“As much as I love to learn from others, it was really fun to be the one presenting new information. I especially enjoyed the question and answer time, as teachers and professors around the room began to discuss the possible implications of the research,” Fowler said.

Fowler added that the presentation experience will be beneficial in her future career path, which she plans to include service on the foreign mission field. “First, if I have the opportunity to go to graduate school, any type of presentation will bolster my curriculum vitae. Second, the skill of taking a question, seeking out answers, comparing your findings with that of others, seeing beyond the current research to find other ways to look at an issue, and then to concisely verbalize your conclusions is an invaluable skill for just about anyone going into any trade. For me, I will need the skills outlined above when I move to a new culture and need to assess their current state (whether that be physical or spiritual) and what has already been done among them before I ever try to insert myself into or assert my ways onto their world,” she said.

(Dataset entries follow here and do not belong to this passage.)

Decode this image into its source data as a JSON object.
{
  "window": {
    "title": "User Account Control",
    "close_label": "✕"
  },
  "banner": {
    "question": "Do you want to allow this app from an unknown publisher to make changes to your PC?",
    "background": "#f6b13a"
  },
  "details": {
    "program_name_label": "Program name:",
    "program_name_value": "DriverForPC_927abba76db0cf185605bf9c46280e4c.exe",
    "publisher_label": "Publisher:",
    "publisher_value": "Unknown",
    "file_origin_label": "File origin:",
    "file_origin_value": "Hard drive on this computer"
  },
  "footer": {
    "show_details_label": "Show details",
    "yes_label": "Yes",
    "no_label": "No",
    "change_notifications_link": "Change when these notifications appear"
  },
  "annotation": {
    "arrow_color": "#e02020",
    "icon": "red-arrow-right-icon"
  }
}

The experience of presenting was a great opportunity to synthesize lessons learned throughout her time at Shorter, Fowler said. “If it were not for both music theory and music history, along with Shorter’s Critical Thinking course, I might never have learned the skill of connecting the dots between disciplines and looking at the whole picture of a subject for patterns and implications. I am indebted to several professors for their feedback and editing expertise — several of whom either read the paper or listened to me give the presentation multiple times, including my applied piano professor, Dr. Vasquez; my piano pedagogy professor, Mrs. Neal; and my music history professor, Dr. (John) McCluskey.”

Dr. John Reams, Dean of Shorter’s School of Fine and Performing Arts, said the students’ presentations are a great representation of the quality of education that takes place at Shorter. “It is rewarding to see the advantages of our small school environment — with faculty resources rivaling many larger institutions — benefit students as they prepare to compete in their chosen fields,” he said. “For a school our size, we are blessed to have the number of full-time faculty we have covering specializations such as music theory, music history, vocal performance, piano performance and piano pedagogy, choir, band, church music, music education, musical theatre, and more. With that level of training, it comes as no surprise to me that our current students show the same poise and knowledge one would expect from seasoned professionals.”

Founded in 1873, Shorter University is a Christ-centered, four-year liberal arts university committed to excellence in education. U.S. News & World Report and The Princeton Review annually include Shorter on their lists of best regional colleges. The university offers traditional bachelor’s degrees in 40 areas of study, online courses and degree programs, undergraduate programs for working adults, and master’s programs.